My friend Naomi celebrates her birthdays with an adventure. This year it was along some of Britain’s crazy tall, rolling white cliffs. This ten mile walk up and down them, along the coast line is beautiful and amazing even if you’re intensely hungover, as we were. It’s about 90 minutes out of London and is a ‘proper day out’ type affair.
Naomi was a professional freestyle skier a couple of years ago (competing in some slightly mind-blowing shows) and these days she’s a graphic designer in East London, with a wall art project around exploring your world and positive thinking. Combine this love affair with flying through the air powered by her legs and a steep incline, and a love affair with the outdoors, and this is why we headed off to celebrate her birthday with a walk around the UK hill. If anyone’s excitement for the outdoors is going to convince you that jumping on a not particularly glamorous train to miscellaneous parts of the UK for a ten mile walk on minimal sleep, hers will.
This year we went on a proper stomp around the brilliant green empty bits of the UK, with the kind of good chats that happen when you’ve been walking for an hour. This year she suggested an amazing walk along the Sussex coast, with the Seven Sisters cliffs and Beachy Head. We were spoilt.
Seaford is a small place that boasts a sandwich kiosk and a pebbly beach (You can get there fairly easy from London via Brighton.) It’s right next to huge white cliffs. To start with, a golf course accompanies you up them, but once that’s behind you it feels like wild empty England.
Halfway there’s a river that England has refused a bridge over. It detours inland by a convenient pub, before you double-back on the other side. Whilst this is 3 miles into the journey – “That’s 30% complete” we told ourselves, as a quick lunch pitstop turned into a long afternoon beer business – the next seven miles are the mind blowing ones and tiring, as such. It’s good it’s this way round because the first three are like a small teaser where you remember what it’s like to walk up a hill.
The hills look like the land’s been cracked open: this blinding white against the ultra green grass. It’s perhaps not quite Dover white but the cracking hills make up for it with their totally preposterous ups-and-downs. It’s the sort of place you’d bring your American friends to show them that, whilst they have their admittedly wicked mountains, this is what England does well.

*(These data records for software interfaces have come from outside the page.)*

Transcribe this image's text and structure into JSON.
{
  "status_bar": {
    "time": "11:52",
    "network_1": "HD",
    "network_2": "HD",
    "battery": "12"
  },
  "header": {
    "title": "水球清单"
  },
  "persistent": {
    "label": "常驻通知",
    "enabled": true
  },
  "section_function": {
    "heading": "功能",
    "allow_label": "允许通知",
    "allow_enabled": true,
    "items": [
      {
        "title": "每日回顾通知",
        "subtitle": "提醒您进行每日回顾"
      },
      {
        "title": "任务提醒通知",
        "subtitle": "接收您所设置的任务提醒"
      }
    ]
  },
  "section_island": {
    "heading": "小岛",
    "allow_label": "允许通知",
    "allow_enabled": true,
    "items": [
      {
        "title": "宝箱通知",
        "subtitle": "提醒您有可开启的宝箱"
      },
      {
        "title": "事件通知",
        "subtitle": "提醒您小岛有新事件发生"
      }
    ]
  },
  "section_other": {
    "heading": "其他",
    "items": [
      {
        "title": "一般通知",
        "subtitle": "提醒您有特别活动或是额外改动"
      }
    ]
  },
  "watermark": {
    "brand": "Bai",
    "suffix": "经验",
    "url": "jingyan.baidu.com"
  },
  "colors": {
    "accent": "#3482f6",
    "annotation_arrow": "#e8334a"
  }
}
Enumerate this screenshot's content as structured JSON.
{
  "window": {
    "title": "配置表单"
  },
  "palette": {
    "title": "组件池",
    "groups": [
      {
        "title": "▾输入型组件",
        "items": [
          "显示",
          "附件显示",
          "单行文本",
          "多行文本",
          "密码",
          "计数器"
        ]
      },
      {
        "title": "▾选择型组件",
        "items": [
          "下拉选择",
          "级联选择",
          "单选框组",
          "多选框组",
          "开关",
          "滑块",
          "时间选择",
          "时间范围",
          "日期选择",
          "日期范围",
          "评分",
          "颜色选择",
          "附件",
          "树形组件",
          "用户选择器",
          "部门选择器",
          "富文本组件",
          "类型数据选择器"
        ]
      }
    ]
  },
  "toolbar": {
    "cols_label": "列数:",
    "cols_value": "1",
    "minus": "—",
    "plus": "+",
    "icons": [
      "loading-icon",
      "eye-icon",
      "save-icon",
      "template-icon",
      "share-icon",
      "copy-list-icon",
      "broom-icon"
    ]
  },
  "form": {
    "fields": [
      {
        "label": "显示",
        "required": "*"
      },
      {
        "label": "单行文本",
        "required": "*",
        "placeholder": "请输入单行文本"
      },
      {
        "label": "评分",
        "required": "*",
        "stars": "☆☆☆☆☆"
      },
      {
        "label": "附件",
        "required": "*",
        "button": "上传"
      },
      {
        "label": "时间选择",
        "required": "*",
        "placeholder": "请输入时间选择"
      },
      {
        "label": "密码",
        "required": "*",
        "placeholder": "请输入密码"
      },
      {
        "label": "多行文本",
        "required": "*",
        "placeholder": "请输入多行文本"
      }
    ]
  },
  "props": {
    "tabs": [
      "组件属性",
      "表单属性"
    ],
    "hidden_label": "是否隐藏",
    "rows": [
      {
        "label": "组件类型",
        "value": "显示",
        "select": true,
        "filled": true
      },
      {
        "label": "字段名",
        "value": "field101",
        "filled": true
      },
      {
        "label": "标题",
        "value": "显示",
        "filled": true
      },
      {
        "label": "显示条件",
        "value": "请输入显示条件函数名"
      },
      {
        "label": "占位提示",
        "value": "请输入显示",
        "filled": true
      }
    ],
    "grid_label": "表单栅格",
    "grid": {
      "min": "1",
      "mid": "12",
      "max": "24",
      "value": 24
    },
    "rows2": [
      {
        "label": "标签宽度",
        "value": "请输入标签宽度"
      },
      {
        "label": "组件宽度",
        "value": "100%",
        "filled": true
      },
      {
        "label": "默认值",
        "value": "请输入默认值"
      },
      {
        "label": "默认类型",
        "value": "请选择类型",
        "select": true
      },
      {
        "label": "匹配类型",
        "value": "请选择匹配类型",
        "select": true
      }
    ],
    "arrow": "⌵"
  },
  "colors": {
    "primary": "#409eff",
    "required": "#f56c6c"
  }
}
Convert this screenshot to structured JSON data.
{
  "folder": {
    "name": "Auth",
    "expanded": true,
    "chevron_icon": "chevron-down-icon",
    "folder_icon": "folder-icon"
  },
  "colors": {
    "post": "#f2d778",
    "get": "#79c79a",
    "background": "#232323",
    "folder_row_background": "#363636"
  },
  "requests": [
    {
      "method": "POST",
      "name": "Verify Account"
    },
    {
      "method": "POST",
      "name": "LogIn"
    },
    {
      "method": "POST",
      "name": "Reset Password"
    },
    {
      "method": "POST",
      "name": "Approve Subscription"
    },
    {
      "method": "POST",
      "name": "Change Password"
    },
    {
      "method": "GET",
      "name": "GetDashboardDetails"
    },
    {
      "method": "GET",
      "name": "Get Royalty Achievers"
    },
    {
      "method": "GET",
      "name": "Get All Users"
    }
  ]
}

Halfway along is Beachy Head, the highest chalk sea cliff in Britain (‘rising to 162 metres (531 ft) above sea level’). Having said this, looking in front of you it does look remarkably like all the other coming hills are much taller. Perhaps it’s your tired eyes, who knows.
Do not lie on the cliffs with your face hanging over the edge. But looking down, they are stunning. From the side they’re obviously ridiculously tall. From the top, they’re beautiful and any sense of proportion is completely lost. The way they the white scatters out into purple, light green, grey, and finally out to the sea which started the day blindingly blue and eventually morphed into a wonderful, miserable black.
And then finally – in what almost feels like moorland – comes Eastbourne. Time is right, and the sun will be setting behind you, which makes the bracken and shadow of the pier look all the more strange in the same view.
There is a lot of detail about the route which you can google if you like but you are basically walking along the headland for a while. The gist is as in the map below, but following much closer to the headland on footpath instead of road:
Take a train to Seaford – we went from London to Brighton (1 hour) and Brighton to Seaford (25 minutes).
When there, find the coast. We did this in a meandering way through Seaford village. Go East and trot up the hills. Pass the golf course. Marvel at the view of Seven Sisters. Think ‘aha, yes, I’m going to walk up these, gosh they’re very up-and-down.’
Hit the water you can’t cross and turn left, inland. Stroll along until you see a bridge. Stop at the pub – or don’t. Then cross the bridge and come back the other side. The paths seems to split but both seem to work. You’ll be back at the sea. Again, head east – you’re literally just going around the coast with this route.
Pass the infamous Beachy Head, famous for all the wrong reasons. Follow the hills along to Eastbourne. When there, there’s meant to be a good fish shop and a pier. We ignored both of these.
Then hop on the train home – either direct to London or via Brighton if that’s what you fancy.